It's never a good idea to erect an edifice to a marginally historic public servant devoid of legacy on public land the citizenry does not want, need, or benefit.
(Washington Examiner) -- When word spread that the Obama Presidential Center was coming to the lakefront park Tara Madison has watched through her apartment windows for a decade, she was elated at the idea of a gleaming facility honoring the president she supported and reviving rough sections of her neighborhood.
Then the 52-year-old social services worker and daughter of civil rights activists began to worry luxury condos might replace subsidized housing, including where she lives with her two children and two grandchildren, and she’d be forced to move.
“Because our area has become attractive to developers now, they’ll count us out,” she said.
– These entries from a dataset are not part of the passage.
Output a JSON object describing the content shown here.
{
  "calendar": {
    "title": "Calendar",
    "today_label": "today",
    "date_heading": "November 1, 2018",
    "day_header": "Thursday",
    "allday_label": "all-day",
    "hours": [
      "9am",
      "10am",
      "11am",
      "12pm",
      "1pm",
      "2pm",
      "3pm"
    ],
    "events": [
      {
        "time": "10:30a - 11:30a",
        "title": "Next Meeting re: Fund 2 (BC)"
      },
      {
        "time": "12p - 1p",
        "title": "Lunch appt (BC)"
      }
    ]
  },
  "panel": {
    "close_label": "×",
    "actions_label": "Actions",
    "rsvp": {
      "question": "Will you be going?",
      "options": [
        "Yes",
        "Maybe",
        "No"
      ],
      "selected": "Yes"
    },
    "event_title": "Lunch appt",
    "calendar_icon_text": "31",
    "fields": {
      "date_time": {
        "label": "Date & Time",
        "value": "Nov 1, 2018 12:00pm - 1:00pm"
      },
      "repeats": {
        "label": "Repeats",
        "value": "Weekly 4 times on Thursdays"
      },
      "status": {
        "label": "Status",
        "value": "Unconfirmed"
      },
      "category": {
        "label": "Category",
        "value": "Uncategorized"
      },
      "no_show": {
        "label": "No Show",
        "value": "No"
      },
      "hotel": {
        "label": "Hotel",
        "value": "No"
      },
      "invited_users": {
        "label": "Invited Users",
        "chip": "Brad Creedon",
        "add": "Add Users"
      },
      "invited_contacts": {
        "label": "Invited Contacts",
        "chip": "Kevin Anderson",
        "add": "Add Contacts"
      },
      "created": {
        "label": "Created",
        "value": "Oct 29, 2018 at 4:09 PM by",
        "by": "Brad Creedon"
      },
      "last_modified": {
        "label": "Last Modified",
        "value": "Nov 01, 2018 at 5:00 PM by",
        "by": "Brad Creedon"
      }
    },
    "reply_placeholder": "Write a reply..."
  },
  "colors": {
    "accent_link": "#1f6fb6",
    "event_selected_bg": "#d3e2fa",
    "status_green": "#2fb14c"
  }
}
Her sentiments represent a tangled conflict that’s unfolded since Barack Obama announced his $500 million presidential center would be built in Jackson Park, near Lake Michigan and where he started his political career, taught law and got married: Could the legacy library of the nation’s first black president propel the displacement of thousands of low-income black families right in his backyard?